Should your hiring manager ask about a job applicant's greatest weakness? And if so, what answers should you expect?
Continuing our look at classic job interview situations, today we will address one that has a long history of being misunderstood: "What is your greatest weakness?" Like many overused questions, this one has been in the popular consciousness for so long that applicants have evolved a standard way of answering it by citing good traits about themselves in a falsely modest way.
Despite all of the writing on this particular question, it doesn't seem to be going away, and companies need to be aware of both how they ask it and what the response is. In 2013, Alison Green advised applicants to be genuine when answering this question and come with a list of answers prepared. If a person uses specific examples and partnering them with ways that they hope to improve their behavior, the response is likely to be more effective and illuminating.
On the other hand, there are some who believe that companies shouldn't ask this question at all. In a blog post from 2012, Ash Moran of PatchSpace said that it doesn't accurately measure whether a person would make a good employee.
"To ask what an individual's greatest weakness is during an interview to decide whether they should join an organization is nonsense," he wrote. "The candidate will have many strengths and weaknesses, but the only ones that matter are the ones that become relevant once he is embedded as an employee in his new team."

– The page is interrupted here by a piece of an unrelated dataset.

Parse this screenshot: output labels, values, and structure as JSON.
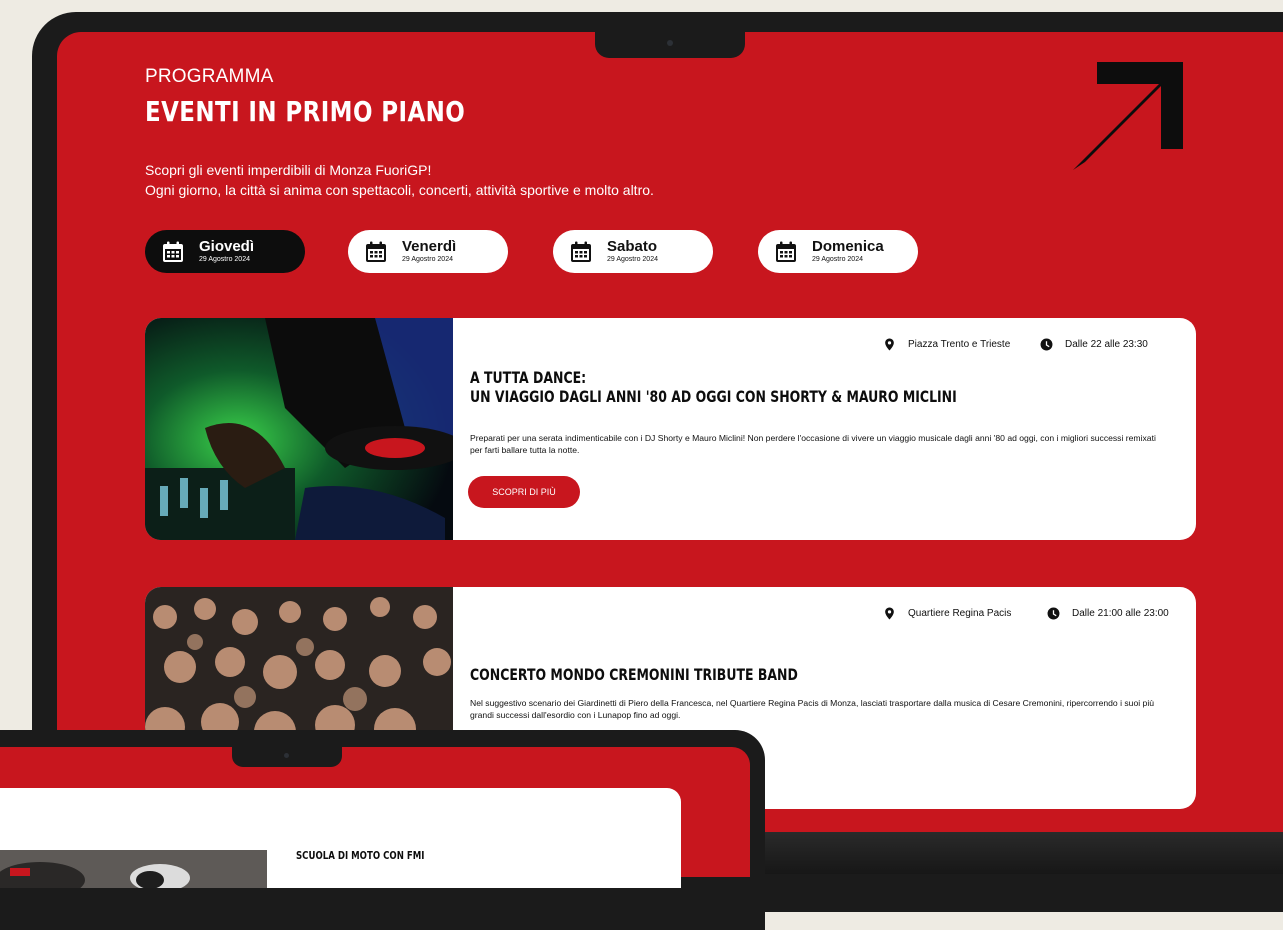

It's possible that your business has used this question for years and wants to revise the standard hiring questions. Whether this is the case or a candidate gives an answer to a question that needs to be specially marked and recorded, HR process engineering is potentially useful for making the job interview more efficient.